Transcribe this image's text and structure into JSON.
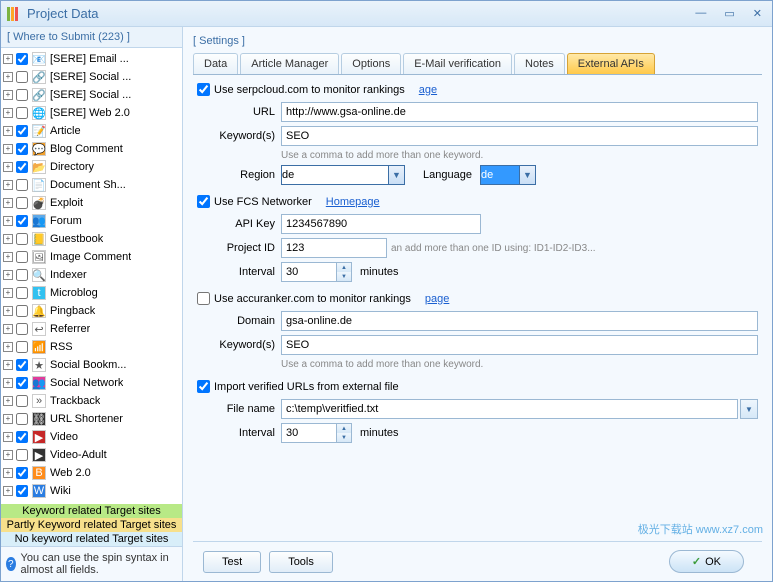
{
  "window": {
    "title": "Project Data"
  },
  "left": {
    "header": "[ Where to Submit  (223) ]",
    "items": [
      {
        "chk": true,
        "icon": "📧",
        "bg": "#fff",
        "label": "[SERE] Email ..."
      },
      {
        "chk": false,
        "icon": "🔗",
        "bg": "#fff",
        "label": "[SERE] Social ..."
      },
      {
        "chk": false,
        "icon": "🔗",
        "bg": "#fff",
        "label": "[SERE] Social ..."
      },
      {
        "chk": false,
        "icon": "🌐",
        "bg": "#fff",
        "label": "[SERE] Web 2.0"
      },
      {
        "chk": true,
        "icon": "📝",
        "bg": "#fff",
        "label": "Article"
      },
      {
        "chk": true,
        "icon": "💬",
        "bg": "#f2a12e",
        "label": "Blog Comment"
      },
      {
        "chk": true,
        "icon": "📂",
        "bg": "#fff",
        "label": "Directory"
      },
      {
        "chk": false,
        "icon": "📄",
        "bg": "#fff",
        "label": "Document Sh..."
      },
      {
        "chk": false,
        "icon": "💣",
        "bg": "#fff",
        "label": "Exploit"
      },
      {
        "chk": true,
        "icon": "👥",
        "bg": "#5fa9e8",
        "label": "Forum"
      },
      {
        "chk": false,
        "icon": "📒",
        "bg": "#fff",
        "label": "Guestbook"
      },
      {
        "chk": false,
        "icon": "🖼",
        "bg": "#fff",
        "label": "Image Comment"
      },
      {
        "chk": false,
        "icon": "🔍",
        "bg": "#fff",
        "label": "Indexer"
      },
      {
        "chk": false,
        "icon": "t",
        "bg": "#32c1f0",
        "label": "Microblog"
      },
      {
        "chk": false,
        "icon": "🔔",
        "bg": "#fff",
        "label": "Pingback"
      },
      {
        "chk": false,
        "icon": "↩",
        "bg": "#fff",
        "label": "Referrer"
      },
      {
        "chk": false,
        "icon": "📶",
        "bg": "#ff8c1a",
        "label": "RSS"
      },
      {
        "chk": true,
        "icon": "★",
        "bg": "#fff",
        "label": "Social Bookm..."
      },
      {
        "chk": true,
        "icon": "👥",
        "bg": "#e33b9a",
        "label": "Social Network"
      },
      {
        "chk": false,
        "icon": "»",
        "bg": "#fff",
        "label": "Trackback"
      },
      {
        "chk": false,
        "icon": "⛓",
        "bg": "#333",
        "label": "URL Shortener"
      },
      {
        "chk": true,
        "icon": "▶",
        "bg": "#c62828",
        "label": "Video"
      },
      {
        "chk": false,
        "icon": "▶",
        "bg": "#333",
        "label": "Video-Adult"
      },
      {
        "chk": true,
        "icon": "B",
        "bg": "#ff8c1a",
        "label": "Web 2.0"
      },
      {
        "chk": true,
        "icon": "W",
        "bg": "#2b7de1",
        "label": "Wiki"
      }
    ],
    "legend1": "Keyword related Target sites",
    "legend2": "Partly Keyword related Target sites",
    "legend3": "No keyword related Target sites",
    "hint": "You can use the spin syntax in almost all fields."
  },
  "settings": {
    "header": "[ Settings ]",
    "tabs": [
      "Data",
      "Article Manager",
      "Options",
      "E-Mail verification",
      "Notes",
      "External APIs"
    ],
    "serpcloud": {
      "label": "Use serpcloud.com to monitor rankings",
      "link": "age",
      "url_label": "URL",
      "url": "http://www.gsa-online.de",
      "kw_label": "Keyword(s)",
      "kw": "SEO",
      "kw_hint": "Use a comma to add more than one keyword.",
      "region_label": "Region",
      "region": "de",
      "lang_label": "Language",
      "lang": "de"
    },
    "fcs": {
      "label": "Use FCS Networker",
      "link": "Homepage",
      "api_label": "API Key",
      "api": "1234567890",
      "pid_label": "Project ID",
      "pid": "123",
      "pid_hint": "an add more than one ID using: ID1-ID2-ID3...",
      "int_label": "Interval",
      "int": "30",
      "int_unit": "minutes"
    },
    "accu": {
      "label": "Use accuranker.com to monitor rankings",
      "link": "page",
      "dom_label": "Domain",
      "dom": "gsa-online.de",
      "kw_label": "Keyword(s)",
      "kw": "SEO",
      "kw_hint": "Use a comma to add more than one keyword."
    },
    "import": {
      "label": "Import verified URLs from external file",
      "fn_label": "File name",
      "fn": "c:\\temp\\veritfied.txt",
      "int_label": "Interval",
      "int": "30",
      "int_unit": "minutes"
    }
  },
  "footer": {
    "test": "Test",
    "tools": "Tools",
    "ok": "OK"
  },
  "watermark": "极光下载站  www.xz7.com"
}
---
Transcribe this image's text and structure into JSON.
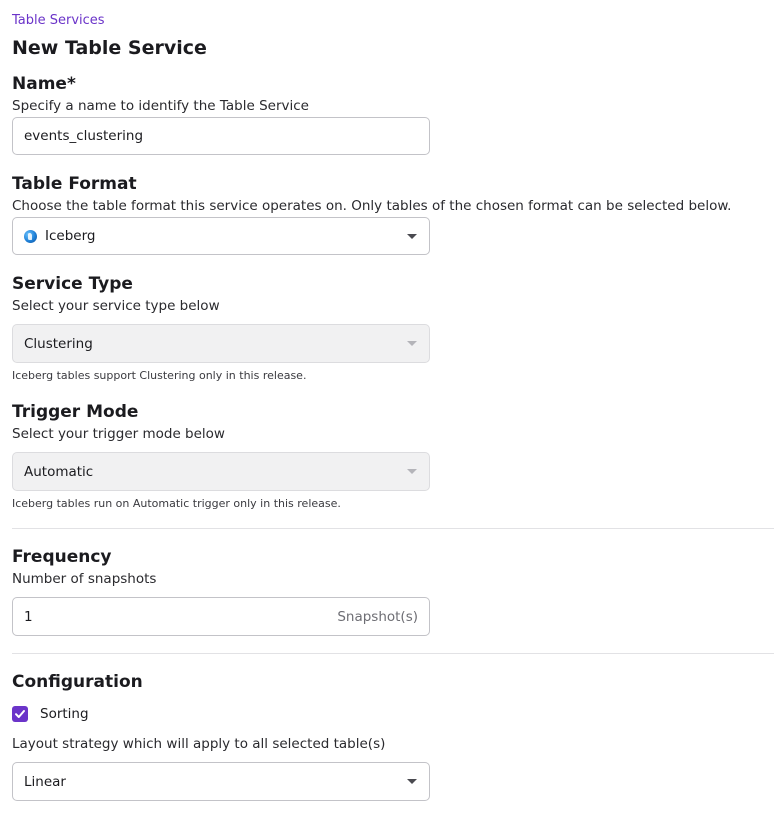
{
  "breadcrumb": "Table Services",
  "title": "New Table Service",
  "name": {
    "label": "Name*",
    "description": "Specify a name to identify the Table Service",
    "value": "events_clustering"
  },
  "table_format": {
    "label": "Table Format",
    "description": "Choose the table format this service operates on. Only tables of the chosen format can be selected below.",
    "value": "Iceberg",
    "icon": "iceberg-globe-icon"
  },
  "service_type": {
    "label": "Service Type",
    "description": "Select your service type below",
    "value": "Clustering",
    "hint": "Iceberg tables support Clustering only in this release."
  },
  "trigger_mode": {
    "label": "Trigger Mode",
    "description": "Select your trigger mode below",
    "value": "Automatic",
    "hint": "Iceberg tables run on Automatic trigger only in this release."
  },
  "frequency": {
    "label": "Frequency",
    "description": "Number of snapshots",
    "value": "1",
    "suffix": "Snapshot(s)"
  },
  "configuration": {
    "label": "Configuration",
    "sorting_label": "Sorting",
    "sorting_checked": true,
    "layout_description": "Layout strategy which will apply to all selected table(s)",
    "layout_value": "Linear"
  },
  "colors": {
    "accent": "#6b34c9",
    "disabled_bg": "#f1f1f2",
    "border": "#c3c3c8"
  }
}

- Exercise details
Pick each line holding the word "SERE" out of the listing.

- Final answer
        "label": "[SERE] Email ..."
        "label": "[SERE] Social ..."
        "label": "[SERE] Social ..."
        "label": "[SERE] Web 2.0"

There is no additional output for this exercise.